Our conclusion is strengthened by the common sense observation that the co-defendants, being relatives, had every reason to associate. The natural inference is that such contact springs from consideration of family ties. And, though every case such as this must turn on its own facts, we find our decision here to be clearly consistent with out prior rulings. The Government relies on United States v. Gomez-Rojas, 507 F.2d 1213 (5 Cir.), cert. denied, 423 U.S. 826, 96 S.Ct. 41, 46 L.Ed.2d 42 (1975). But the Government in that case, unlike the situation here, showed a conspiracy and linked Gomez-Rojas to it by a co-conspirator's statement. More to the point is United States v. Suarez, 487 F.2d 236 (5 Cir. 1973), cert. denied, 415 U.S. 981, 94 S.Ct. 1572, 39 L.Ed.2d 878 (1974). In that case (which involved heroin distribution though not conspiracy), Government agents saw Leites Rufino Chiong enter a house carrying a bag in circumstances which suggested involvement with heroin dealers. This court observed, however, that the circumstances also permitted an inference of innocence and reversed the conviction. See also United States v. Barrera, supra ; United States v. Murray, 527 F.2d 401, 404 (5 Cir. 1976).
The Substantive Counts
In its brief as well as in oral argument, the Government relies on appellant's alleged participation in the conspiracy to support the substantive counts. Our review of the trial transcript shows no evidence indicating that Gutierrez ever possessed any heroin. In light of our finding with respect to the conspiracy charge, then, the substantive counts must fail.
In summary, we find the evidence adduced at trial to be, as a matter of law, insufficient to support a conviction. The Government did not produce evidence sufficient to show that appellant knew of any conspiracy much less that he intentionally participated. Nor did the Government prove the substantive counts. Therefore, the motion for acquittal should have been granted.
Accordingly, we reverse and set aside the judgment entered by the District Court and order the acquittal of appellant Gutierrez.
REVERSED AND RENDERED.
United States Court of Claims, sitting by designation.
21 U.S.C. § 841(a)(1) provides as follows:
§ 841. Prohibited acts A Unlawful acts
(a) Except as authorized by this subchapter, it shall be unlawful for any person knowingly or intentionally
(1) to manufacture, distribute, or dispense, or possess with intent to manufacture, distribute, or dispense, a controlled substance;
21 U.S.C. § 846 provides that:
§ 846. Attempt and conspiracy.
Any person who attempts or conspires to commit any offense defined in this subchapter is punishable by imprisonment or fine or both which may not exceed the maximum punishment prescribed for the offense, the commission of which was the object of the attempt or conspiracy. (Pub.L. 91-513, title II, § 406, Oct. 27, 1970, 84 Stat. 1265.)
18 U.S.C. § 2 states:
§ 2. Principals.
(a) Whoever commits an offense against the United States or aids, abets, counsels, commands, induces or procures its commission, is punishable as a principal.
(b) Whoever willfully causes an act to be done which if directly performed by him or another would be an offense against the United States, is punishable as a principal. (June 25, 1948, ch. 645, 62 Stat. 684; Oct. 31, 1951, ch. 655, § 17b, 65 Stat. 717.)
The sales occurred on January 25 and 29, February 7 and 12, 1975. Gutierrez was not charged with the January 29 sale
There was $2,459 in the chest; $400 was marked
Conway's testimony was to the effect that the quality of the heroin varied from sale to sale, depending upon Gonzales' supplier.

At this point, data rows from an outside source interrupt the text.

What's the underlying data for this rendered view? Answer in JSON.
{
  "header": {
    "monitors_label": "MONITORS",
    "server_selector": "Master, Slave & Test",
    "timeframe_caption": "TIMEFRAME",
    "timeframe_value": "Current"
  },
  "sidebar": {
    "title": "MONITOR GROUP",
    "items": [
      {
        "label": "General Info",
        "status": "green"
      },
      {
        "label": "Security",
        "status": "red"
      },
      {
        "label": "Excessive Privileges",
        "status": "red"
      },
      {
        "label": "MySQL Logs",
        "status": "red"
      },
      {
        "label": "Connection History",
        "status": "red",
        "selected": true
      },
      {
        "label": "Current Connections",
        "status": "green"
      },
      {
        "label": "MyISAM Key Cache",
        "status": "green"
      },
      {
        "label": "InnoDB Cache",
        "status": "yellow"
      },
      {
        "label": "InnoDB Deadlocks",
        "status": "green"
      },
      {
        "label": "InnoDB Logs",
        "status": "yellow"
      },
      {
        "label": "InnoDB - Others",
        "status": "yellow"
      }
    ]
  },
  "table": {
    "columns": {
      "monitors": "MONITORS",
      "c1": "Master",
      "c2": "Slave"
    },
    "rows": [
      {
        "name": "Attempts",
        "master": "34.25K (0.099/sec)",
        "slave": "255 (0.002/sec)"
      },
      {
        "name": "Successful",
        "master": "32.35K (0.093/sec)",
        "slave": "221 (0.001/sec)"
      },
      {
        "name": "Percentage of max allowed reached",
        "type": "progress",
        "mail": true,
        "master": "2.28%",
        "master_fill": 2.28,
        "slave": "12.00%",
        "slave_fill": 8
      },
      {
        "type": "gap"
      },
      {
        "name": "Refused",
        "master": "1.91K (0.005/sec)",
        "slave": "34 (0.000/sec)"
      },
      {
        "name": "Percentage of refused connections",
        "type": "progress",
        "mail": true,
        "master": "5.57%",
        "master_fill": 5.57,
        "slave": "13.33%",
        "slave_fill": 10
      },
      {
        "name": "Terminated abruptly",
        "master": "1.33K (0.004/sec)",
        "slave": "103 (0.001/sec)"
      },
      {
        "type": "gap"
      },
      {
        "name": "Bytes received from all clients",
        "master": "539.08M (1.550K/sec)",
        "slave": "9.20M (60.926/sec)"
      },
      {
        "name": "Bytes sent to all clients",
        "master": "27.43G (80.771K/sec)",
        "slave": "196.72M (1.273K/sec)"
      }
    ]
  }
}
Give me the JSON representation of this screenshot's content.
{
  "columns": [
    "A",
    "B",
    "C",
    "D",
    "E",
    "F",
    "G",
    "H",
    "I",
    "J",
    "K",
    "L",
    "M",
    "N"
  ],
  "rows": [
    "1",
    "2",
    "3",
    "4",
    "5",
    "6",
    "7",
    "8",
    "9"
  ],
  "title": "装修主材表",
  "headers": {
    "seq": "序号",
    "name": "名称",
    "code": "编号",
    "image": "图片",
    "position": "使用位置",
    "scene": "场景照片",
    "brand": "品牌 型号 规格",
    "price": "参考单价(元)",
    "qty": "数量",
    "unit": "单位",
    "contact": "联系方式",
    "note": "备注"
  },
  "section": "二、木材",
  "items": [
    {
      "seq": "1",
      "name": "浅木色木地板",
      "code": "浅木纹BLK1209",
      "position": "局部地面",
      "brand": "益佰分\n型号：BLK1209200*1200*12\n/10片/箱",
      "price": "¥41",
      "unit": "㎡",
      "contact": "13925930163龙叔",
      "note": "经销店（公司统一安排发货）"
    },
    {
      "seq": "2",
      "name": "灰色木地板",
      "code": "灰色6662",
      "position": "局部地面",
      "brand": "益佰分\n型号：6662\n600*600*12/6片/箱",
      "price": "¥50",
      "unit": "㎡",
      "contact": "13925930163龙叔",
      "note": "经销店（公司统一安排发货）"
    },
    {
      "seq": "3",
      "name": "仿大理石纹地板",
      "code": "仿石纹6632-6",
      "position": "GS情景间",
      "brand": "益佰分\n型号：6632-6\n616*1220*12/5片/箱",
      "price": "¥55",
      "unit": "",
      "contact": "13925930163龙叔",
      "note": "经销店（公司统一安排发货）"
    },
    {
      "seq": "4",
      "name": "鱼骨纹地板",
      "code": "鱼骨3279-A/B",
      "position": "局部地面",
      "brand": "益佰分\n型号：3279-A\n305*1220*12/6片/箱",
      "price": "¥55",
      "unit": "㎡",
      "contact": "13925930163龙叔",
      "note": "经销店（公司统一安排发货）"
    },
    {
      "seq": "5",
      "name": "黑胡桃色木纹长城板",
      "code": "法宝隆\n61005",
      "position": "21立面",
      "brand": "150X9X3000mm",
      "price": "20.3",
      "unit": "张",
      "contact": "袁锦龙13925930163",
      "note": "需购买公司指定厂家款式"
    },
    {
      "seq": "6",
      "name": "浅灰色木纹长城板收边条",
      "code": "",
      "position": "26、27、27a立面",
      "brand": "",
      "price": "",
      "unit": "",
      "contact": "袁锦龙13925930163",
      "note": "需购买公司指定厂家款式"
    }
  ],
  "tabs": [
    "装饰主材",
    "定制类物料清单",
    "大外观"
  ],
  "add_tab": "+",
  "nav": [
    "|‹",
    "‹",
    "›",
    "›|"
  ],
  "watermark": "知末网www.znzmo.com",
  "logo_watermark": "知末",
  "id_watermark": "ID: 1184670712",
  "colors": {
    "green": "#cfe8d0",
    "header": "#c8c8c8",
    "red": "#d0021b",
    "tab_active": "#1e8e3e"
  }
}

The indications are that, while the first and third sales came from a single source, the remainder did not
As it happens, Gutierrez took the stand and gave an explanation for receiving money from his nephew, stating that the $400 was cash remaining from his nephew's recent repayment of a $500 debt. This is simply illustrative of one innocent explanation. The point is not that the jury was bound to credit this testimony; the point is that, regardless of any defense testimony, innocent inferences remain